Blackletters, or fractures, are based on the medieval broad-nibbed pen style of writing which developed from Carolingian miniscule as a response to societal development. At that time, universities were being established all across Western Europe, and an increasingly-literate populace had a growing need for specialized literature, and the typography to go with it.
Defined by their angular, condensed and often broken forms, blackletters were initially characterized as a form of graphic type by Vox, since they also use a slow technique with the wrist above the writing surface.

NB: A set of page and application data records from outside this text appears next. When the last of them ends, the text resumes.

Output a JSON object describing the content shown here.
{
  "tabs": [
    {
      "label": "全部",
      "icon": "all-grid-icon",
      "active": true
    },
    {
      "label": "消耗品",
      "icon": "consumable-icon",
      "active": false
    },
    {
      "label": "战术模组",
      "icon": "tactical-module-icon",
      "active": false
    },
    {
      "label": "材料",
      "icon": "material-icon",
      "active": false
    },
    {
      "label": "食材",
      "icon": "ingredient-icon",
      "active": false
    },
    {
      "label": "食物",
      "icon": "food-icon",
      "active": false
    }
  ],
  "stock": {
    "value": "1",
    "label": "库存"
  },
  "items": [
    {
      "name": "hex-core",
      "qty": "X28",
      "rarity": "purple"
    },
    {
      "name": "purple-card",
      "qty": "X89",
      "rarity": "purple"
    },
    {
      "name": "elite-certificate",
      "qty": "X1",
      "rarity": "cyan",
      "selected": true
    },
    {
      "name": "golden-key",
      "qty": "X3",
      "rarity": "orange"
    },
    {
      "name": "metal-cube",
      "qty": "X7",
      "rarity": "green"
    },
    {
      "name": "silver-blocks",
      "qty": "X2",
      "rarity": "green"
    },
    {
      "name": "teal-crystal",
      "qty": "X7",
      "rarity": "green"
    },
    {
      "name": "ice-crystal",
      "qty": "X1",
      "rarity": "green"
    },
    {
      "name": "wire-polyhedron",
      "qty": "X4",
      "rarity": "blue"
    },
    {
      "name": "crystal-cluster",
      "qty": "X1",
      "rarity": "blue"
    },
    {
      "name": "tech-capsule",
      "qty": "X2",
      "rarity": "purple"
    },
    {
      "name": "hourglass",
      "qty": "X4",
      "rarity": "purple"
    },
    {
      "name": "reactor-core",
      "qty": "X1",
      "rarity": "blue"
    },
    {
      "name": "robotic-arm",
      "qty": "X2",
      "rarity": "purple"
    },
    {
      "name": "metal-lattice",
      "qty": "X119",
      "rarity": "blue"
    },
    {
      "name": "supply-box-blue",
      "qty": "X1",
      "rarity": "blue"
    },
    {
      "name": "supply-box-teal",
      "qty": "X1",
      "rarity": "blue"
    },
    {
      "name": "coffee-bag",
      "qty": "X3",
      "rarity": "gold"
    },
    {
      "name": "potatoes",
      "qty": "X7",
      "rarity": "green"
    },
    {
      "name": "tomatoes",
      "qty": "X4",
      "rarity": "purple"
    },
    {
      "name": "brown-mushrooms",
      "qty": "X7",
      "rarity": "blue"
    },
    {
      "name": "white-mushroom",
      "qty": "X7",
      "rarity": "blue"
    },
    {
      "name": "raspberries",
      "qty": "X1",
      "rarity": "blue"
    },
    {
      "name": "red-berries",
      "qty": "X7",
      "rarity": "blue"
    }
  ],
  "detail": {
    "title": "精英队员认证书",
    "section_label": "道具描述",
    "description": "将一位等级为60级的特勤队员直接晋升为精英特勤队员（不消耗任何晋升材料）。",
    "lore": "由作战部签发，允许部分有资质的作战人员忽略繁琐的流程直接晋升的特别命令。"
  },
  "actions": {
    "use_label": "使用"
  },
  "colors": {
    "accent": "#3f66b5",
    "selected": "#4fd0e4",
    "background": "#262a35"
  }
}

As part of the 2010 revision of his classification, however, AtypI gave them a separate category, and also made-sure to separate non-Latin typography in an additional segment.
Examples: Textura, Rotunda, Schwabacher, Fraktur, Fette Fraktur
Decorative / Display / Rust
Last but not least, we have a somewhat broad category that encompasses some more lighthearted and playful typefaces.
Many of these are used in poster design or advertising, where their ornamental nature can stand out. We’ve managed to add our own little bit of custom typography innovation to the mixture thanks to the Fontfabric Rust series with its signature handcrafted look and extensive assortment of additional features.
Examples: Cubic, Colo Pro, Cheque, Perfograma, Nexa Rust, Intro Rust, Zing Rust, Panton Rust, 36 Days
Thanks for reading!
This concludes our two-part dive into the mesmerizing, and sometimes confusing world of typographic classification.
Fontfabric hopes you’ve enjoyed the journey, and even though the holidays are just around the corner, we’re not done with content for the year just yet – so keep an eye out!
*Images for the sans-serif galleries were provided by Denis Masharov.